The annual report of the Social Security system's trustees reveals a system in pretty good financial shape. In fact, it would take only modest injections of money to maintain that system's current benefit levels for at least the next 75 years. Other reports, however, appear to portray a system in deep financial trouble. For example, a 2002 Treasury study, described last Tuesday in The New York Times, claims that Social Security and Medicare are US$44 trillion in the red. What's the truth?
Here's a hint: while even right-wing politicians insist in public that they want to save Social Security, the ideologues shaping their views are itching for an excuse to dismantle the system. So you have to read alarming reports generated by people who work at ideologically driven institutions -- a list that now, alas, includes the US Treasury -- with great care.
First, two words -- "and Medicare" -- make a huge difference. According to the Treasury study, only 16 percent of that US$44 trillion shortfall comes from Social Security. Second, the supposed shortfall in both programs comes mainly from projections about the distant future; 62 percent of the combined shortfall comes after 2077.
So does the Treasury report show a looming Social Security crisis? No.
Social Security's problem, such as it is, is a matter of demography: as the population ages, the number of retirees will rise faster than the number of workers. As a result, benefit costs will rise by about 2 percent of GDP over the next 30 years, and creep up slowly thereafter. By comparison, making the tax cuts of US President George W. Bush permanent would reduce revenue by at least 2.5 percent of GDP, starting now. That -- combined with the fact that Social Security, unlike the rest of the federal government, is currently running a surplus -- is why the Bush tax cuts are a much bigger problem for the nation's fiscal future than the Social Security shortfall.

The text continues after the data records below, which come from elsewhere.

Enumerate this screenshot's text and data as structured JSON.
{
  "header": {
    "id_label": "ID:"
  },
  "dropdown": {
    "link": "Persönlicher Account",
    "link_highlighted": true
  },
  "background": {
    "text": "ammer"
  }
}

Medicare, though often lumped in with Social Security, is a different program facing different problems. The projected rise in Medicare expenses is mainly driven not by demography, but by the rising cost of medical care, which in turn mainly reflects medical progress, which allows doctors to treat a wider range of conditions.

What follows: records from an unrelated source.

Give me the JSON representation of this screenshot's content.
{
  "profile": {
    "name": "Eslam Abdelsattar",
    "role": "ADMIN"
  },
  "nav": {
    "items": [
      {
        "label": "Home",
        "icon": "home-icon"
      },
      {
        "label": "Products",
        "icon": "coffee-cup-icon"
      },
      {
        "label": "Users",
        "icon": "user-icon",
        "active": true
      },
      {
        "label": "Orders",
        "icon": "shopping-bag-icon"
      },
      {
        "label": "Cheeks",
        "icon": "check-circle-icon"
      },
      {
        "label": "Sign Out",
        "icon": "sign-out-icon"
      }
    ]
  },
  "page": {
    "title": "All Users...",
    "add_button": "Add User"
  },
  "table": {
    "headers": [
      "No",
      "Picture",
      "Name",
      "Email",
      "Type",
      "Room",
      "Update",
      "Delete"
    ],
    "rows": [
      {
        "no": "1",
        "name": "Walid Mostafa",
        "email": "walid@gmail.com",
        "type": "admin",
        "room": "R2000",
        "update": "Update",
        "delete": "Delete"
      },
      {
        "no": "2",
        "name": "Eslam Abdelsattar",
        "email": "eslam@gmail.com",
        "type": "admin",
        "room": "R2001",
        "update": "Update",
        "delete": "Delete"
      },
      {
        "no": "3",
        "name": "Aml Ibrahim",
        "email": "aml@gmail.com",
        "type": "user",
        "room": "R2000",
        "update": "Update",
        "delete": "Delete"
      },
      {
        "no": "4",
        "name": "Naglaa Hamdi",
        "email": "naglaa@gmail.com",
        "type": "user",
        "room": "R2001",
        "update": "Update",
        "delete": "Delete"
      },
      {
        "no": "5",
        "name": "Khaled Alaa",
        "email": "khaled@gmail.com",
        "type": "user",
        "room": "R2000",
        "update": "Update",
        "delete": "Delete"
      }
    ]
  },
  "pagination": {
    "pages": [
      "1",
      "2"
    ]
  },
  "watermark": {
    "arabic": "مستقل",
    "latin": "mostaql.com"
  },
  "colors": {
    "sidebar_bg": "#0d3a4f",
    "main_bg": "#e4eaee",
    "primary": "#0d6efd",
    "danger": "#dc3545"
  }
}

If this trend continues -- which is by no means certain when we are considering the very long run -- we may face a real long-term dilemma that involves all medical care, not just care for retirees, and is as much moral as economic. It may eventually be the case that providing all Americans with the full advantages of modern medicine will force the government to raise much more money than it now does. Yet not providing that care will mean watching poor and middle-class Americans die early or suffer a greatly reduced quality of life because they can't afford full medical treatment.

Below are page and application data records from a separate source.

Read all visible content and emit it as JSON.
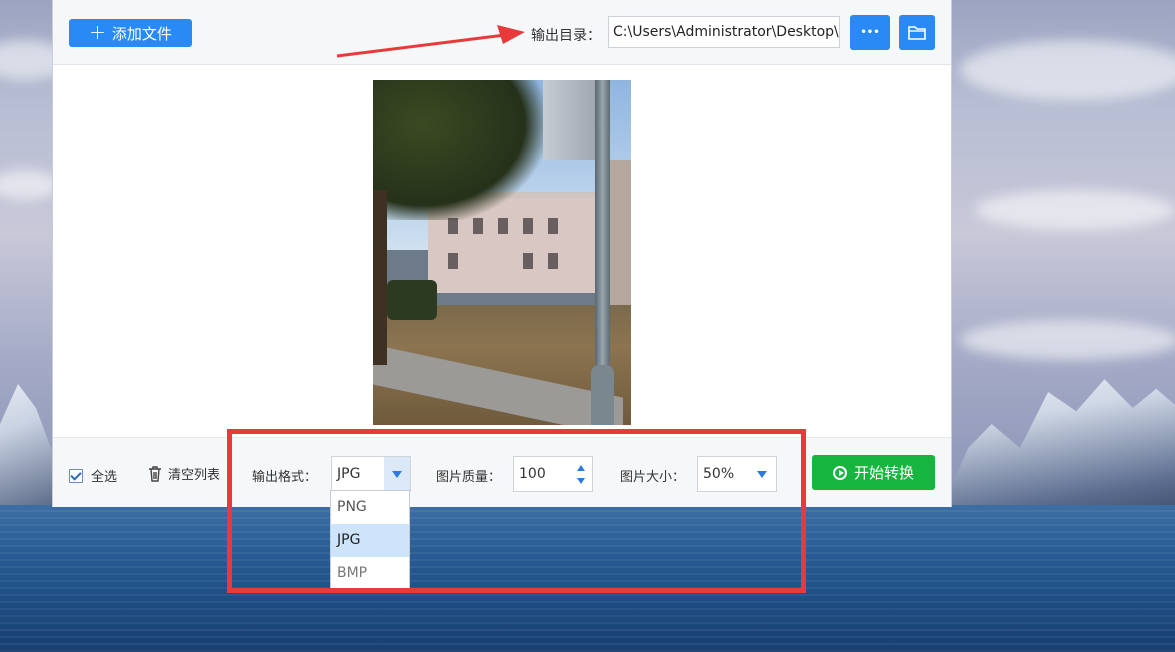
{
  "colors": {
    "accent_blue": "#2a8af5",
    "start_green": "#15b53e",
    "annotation_red": "#e83a3a"
  },
  "toolbar": {
    "add_files_label": "添加文件",
    "output_dir_label": "输出目录：",
    "output_dir_value": "C:\\Users\\Administrator\\Desktop\\",
    "more_label": "•••"
  },
  "bottombar": {
    "select_all_label": "全选",
    "clear_list_label": "清空列表",
    "format_label": "输出格式：",
    "format_value": "JPG",
    "quality_label": "图片质量：",
    "quality_value": "100",
    "size_label": "图片大小：",
    "size_value": "50%",
    "start_label": "开始转换"
  },
  "format_options": [
    "PNG",
    "JPG",
    "BMP"
  ],
  "selected_format": "JPG",
  "icons": {
    "add": "plus-icon",
    "more": "ellipsis-icon",
    "folder": "folder-icon",
    "checkbox": "checkbox-checked-icon",
    "trash": "trash-icon",
    "dropdown": "chevron-down-icon",
    "spinner_up": "spinner-up-icon",
    "spinner_down": "spinner-down-icon",
    "play": "play-circle-icon",
    "annotation_arrow": "red-arrow-icon"
  }
}
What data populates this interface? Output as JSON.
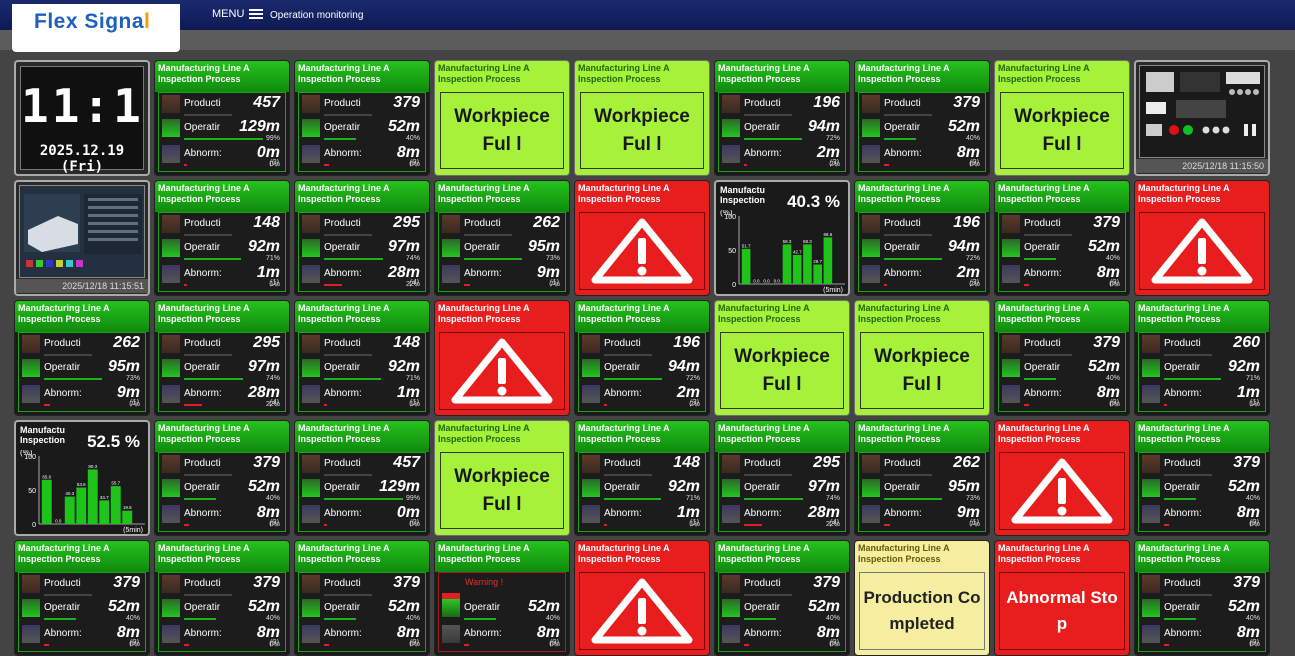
{
  "header": {
    "logo_text": "Flex Signa",
    "logo_text_tail": "l",
    "menu_label": "MENU",
    "screen_title": "Operation monitoring"
  },
  "labels": {
    "line": "Manufacturing Line A",
    "process": "Inspection Process",
    "production": "Producti",
    "operation": "Operatir",
    "abnormal": "Abnorm:",
    "warning": "Warning !",
    "chart_title_1": "Manufactu",
    "chart_title_2": "Inspection",
    "chart_yunit": "(%)",
    "chart_window": "(5min)"
  },
  "colors": {
    "green": "#1fa11a",
    "lime": "#a6f23a",
    "red": "#e81e1e",
    "cream": "#f5eda0"
  },
  "clock": {
    "time": "11:11",
    "date": "2025.12.19 (Fri)"
  },
  "tiles": [
    {
      "type": "clock"
    },
    {
      "type": "metrics",
      "prod": "457",
      "op": "129m",
      "op_pct": "99%",
      "ab": "0m",
      "ab_pct": "0%",
      "count": "(0)",
      "op_frac": 0.99,
      "ab_frac": 0.0
    },
    {
      "type": "metrics",
      "prod": "379",
      "op": "52m",
      "op_pct": "40%",
      "ab": "8m",
      "ab_pct": "6%",
      "count": "(9)",
      "op_frac": 0.4,
      "ab_frac": 0.06
    },
    {
      "type": "status",
      "state": "lime",
      "text": "Workpiece Ful l"
    },
    {
      "type": "status",
      "state": "lime",
      "text": "Workpiece Ful l"
    },
    {
      "type": "metrics",
      "prod": "196",
      "op": "94m",
      "op_pct": "72%",
      "ab": "2m",
      "ab_pct": "2%",
      "count": "(3)",
      "op_frac": 0.72,
      "ab_frac": 0.02
    },
    {
      "type": "metrics",
      "prod": "379",
      "op": "52m",
      "op_pct": "40%",
      "ab": "8m",
      "ab_pct": "6%",
      "count": "(9)",
      "op_frac": 0.4,
      "ab_frac": 0.06
    },
    {
      "type": "status",
      "state": "lime",
      "text": "Workpiece Ful l"
    },
    {
      "type": "camera",
      "variant": "panel",
      "timestamp": "2025/12/18 11:15:50"
    },
    {
      "type": "camera",
      "variant": "machine",
      "timestamp": "2025/12/18 11:15:51"
    },
    {
      "type": "metrics",
      "prod": "148",
      "op": "92m",
      "op_pct": "71%",
      "ab": "1m",
      "ab_pct": "1%",
      "count": "(1)",
      "op_frac": 0.71,
      "ab_frac": 0.01
    },
    {
      "type": "metrics",
      "prod": "295",
      "op": "97m",
      "op_pct": "74%",
      "ab": "28m",
      "ab_pct": "22%",
      "count": "(4)",
      "op_frac": 0.74,
      "ab_frac": 0.22
    },
    {
      "type": "metrics",
      "prod": "262",
      "op": "95m",
      "op_pct": "73%",
      "ab": "9m",
      "ab_pct": "7%",
      "count": "(1)",
      "op_frac": 0.73,
      "ab_frac": 0.07
    },
    {
      "type": "alarm"
    },
    {
      "type": "chart",
      "chart_index": 0
    },
    {
      "type": "metrics",
      "prod": "196",
      "op": "94m",
      "op_pct": "72%",
      "ab": "2m",
      "ab_pct": "2%",
      "count": "(3)",
      "op_frac": 0.72,
      "ab_frac": 0.02
    },
    {
      "type": "metrics",
      "prod": "379",
      "op": "52m",
      "op_pct": "40%",
      "ab": "8m",
      "ab_pct": "6%",
      "count": "(9)",
      "op_frac": 0.4,
      "ab_frac": 0.06
    },
    {
      "type": "alarm"
    },
    {
      "type": "metrics",
      "prod": "262",
      "op": "95m",
      "op_pct": "73%",
      "ab": "9m",
      "ab_pct": "7%",
      "count": "(1)",
      "op_frac": 0.73,
      "ab_frac": 0.07
    },
    {
      "type": "metrics",
      "prod": "295",
      "op": "97m",
      "op_pct": "74%",
      "ab": "28m",
      "ab_pct": "22%",
      "count": "(4)",
      "op_frac": 0.74,
      "ab_frac": 0.22
    },
    {
      "type": "metrics",
      "prod": "148",
      "op": "92m",
      "op_pct": "71%",
      "ab": "1m",
      "ab_pct": "1%",
      "count": "(1)",
      "op_frac": 0.71,
      "ab_frac": 0.01
    },
    {
      "type": "alarm"
    },
    {
      "type": "metrics",
      "prod": "196",
      "op": "94m",
      "op_pct": "72%",
      "ab": "2m",
      "ab_pct": "2%",
      "count": "(3)",
      "op_frac": 0.72,
      "ab_frac": 0.02
    },
    {
      "type": "status",
      "state": "lime",
      "text": "Workpiece Ful l"
    },
    {
      "type": "status",
      "state": "lime",
      "text": "Workpiece Ful l"
    },
    {
      "type": "metrics",
      "prod": "379",
      "op": "52m",
      "op_pct": "40%",
      "ab": "8m",
      "ab_pct": "6%",
      "count": "(9)",
      "op_frac": 0.4,
      "ab_frac": 0.06
    },
    {
      "type": "metrics",
      "prod": "260",
      "op": "92m",
      "op_pct": "71%",
      "ab": "1m",
      "ab_pct": "1%",
      "count": "(1)",
      "op_frac": 0.71,
      "ab_frac": 0.01
    },
    {
      "type": "chart",
      "chart_index": 1
    },
    {
      "type": "metrics",
      "prod": "379",
      "op": "52m",
      "op_pct": "40%",
      "ab": "8m",
      "ab_pct": "6%",
      "count": "(9)",
      "op_frac": 0.4,
      "ab_frac": 0.06
    },
    {
      "type": "metrics",
      "prod": "457",
      "op": "129m",
      "op_pct": "99%",
      "ab": "0m",
      "ab_pct": "0%",
      "count": "(0)",
      "op_frac": 0.99,
      "ab_frac": 0.0
    },
    {
      "type": "status",
      "state": "lime",
      "text": "Workpiece Ful l"
    },
    {
      "type": "metrics",
      "prod": "148",
      "op": "92m",
      "op_pct": "71%",
      "ab": "1m",
      "ab_pct": "1%",
      "count": "(1)",
      "op_frac": 0.71,
      "ab_frac": 0.01
    },
    {
      "type": "metrics",
      "prod": "295",
      "op": "97m",
      "op_pct": "74%",
      "ab": "28m",
      "ab_pct": "22%",
      "count": "(4)",
      "op_frac": 0.74,
      "ab_frac": 0.22
    },
    {
      "type": "metrics",
      "prod": "262",
      "op": "95m",
      "op_pct": "73%",
      "ab": "9m",
      "ab_pct": "7%",
      "count": "(1)",
      "op_frac": 0.73,
      "ab_frac": 0.07
    },
    {
      "type": "alarm"
    },
    {
      "type": "metrics",
      "prod": "379",
      "op": "52m",
      "op_pct": "40%",
      "ab": "8m",
      "ab_pct": "6%",
      "count": "(9)",
      "op_frac": 0.4,
      "ab_frac": 0.06
    },
    {
      "type": "metrics",
      "prod": "379",
      "op": "52m",
      "op_pct": "40%",
      "ab": "8m",
      "ab_pct": "6%",
      "count": "(9)",
      "op_frac": 0.4,
      "ab_frac": 0.06
    },
    {
      "type": "metrics",
      "prod": "379",
      "op": "52m",
      "op_pct": "40%",
      "ab": "8m",
      "ab_pct": "6%",
      "count": "(9)",
      "op_frac": 0.4,
      "ab_frac": 0.06
    },
    {
      "type": "metrics",
      "prod": "379",
      "op": "52m",
      "op_pct": "40%",
      "ab": "8m",
      "ab_pct": "6%",
      "count": "(9)",
      "op_frac": 0.4,
      "ab_frac": 0.06
    },
    {
      "type": "warning",
      "op": "52m",
      "op_pct": "40%",
      "ab": "8m",
      "ab_pct": "6%",
      "count": "(9)",
      "op_frac": 0.4,
      "ab_frac": 0.06
    },
    {
      "type": "alarm"
    },
    {
      "type": "metrics",
      "prod": "379",
      "op": "52m",
      "op_pct": "40%",
      "ab": "8m",
      "ab_pct": "6%",
      "count": "(9)",
      "op_frac": 0.4,
      "ab_frac": 0.06
    },
    {
      "type": "status",
      "state": "cream",
      "text": "Production Co mpleted"
    },
    {
      "type": "status",
      "state": "red",
      "text": "Abnormal Sto p"
    },
    {
      "type": "metrics",
      "prod": "379",
      "op": "52m",
      "op_pct": "40%",
      "ab": "8m",
      "ab_pct": "6%",
      "count": "(9)",
      "op_frac": 0.4,
      "ab_frac": 0.06
    }
  ],
  "chart_data": [
    {
      "type": "bar",
      "title": "40.3 %",
      "ylabel": "(%)",
      "ylim": [
        0,
        100
      ],
      "yticks": [
        "0",
        "50",
        "100"
      ],
      "values": [
        51.7,
        0.0,
        0.0,
        0.0,
        58.3,
        42.7,
        58.3,
        28.7,
        68.6
      ],
      "value_labels": [
        "51.7",
        "0.0",
        "0.0",
        "0.0",
        "58.3",
        "42.7",
        "58.3",
        "28.7",
        "68.6"
      ],
      "bar_color": "#1fc41a",
      "window": "(5min)"
    },
    {
      "type": "bar",
      "title": "52.5 %",
      "ylabel": "(%)",
      "ylim": [
        0,
        100
      ],
      "yticks": [
        "0",
        "50",
        "100"
      ],
      "values": [
        65.0,
        0.0,
        40.3,
        53.6,
        80.3,
        34.7,
        55.7,
        19.6
      ],
      "value_labels": [
        "65.0",
        "0.0",
        "40.3",
        "53.6",
        "80.3",
        "34.7",
        "55.7",
        "19.6"
      ],
      "bar_color": "#1fc41a",
      "window": "(5min)"
    }
  ]
}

But this dilemma will be there regardless of what we do to Social Security. It's not even clear that we should try to resolve the dilemma now. I'm all for taking the long view; when the administration makes budget projections for only five years to hide known costs just a few years further out, that's an outrage. By all means, let's plan ahead. But let's set some limits. When people issue ominous warnings about the cost of Medicare after 2077, my question is, Why should fiscal decisions today reflect the possible cost of providing generations not yet born with medical treatments not yet invented?